Entries taken from a collection:
* * * * * * *
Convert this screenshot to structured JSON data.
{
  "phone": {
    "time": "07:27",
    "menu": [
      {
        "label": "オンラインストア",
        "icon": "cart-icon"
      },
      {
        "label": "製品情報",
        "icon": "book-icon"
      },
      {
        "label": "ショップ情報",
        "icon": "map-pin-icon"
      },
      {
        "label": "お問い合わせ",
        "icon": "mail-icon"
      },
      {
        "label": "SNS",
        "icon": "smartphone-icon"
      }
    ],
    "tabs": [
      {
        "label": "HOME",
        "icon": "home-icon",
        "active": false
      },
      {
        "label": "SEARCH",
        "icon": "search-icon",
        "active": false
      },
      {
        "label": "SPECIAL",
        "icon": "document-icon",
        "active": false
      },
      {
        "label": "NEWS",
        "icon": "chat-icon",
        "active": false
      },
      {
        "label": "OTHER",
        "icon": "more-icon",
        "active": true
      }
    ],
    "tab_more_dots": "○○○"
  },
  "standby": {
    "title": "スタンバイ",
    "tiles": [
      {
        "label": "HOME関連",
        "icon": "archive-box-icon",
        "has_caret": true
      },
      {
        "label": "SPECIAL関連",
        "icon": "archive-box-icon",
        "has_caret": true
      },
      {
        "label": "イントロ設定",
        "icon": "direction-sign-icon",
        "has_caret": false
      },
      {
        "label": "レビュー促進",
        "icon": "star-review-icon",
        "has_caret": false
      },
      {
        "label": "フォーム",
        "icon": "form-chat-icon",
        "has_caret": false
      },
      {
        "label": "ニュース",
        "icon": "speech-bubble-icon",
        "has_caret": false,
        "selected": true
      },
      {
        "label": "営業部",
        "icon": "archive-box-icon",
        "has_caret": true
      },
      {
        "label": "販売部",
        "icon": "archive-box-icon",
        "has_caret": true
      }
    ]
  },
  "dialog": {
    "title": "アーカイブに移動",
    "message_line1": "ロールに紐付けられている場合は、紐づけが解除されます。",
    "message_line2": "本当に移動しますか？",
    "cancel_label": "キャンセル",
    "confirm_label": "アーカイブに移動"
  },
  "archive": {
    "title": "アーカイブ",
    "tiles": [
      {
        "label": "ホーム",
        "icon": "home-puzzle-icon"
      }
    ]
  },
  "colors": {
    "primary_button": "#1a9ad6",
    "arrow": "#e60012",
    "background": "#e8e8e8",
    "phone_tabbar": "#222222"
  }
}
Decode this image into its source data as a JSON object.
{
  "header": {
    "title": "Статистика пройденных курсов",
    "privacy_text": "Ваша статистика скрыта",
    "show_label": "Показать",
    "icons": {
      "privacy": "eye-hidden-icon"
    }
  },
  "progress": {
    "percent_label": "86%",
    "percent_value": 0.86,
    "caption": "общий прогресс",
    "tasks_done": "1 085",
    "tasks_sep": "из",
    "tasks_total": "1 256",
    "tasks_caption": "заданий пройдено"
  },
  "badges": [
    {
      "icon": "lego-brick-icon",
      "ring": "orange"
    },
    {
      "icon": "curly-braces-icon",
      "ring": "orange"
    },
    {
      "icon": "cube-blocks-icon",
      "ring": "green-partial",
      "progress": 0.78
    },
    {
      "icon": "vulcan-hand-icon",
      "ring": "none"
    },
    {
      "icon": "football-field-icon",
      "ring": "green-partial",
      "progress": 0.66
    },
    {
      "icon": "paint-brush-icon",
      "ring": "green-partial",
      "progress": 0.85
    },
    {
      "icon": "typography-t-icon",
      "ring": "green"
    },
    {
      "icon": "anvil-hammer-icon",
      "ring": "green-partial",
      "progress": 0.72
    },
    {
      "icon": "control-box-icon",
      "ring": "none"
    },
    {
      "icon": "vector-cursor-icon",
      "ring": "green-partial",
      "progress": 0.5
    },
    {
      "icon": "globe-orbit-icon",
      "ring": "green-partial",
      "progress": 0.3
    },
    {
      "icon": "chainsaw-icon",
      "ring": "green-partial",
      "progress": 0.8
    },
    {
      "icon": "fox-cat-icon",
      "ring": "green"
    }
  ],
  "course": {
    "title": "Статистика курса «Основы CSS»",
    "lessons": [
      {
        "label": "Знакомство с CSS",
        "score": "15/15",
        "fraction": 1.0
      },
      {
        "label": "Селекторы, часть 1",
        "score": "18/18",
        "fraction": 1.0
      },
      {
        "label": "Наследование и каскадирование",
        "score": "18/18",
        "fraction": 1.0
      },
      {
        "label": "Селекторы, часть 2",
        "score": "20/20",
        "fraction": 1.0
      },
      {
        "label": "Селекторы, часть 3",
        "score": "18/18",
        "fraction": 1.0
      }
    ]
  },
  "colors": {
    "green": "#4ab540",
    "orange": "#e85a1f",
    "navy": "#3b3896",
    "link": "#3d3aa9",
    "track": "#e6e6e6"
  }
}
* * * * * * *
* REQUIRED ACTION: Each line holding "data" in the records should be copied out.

* EXERCISE OUTPUT:
Convert this screenshot to structured JSON data.
Decode this image into its source data as a JSON object.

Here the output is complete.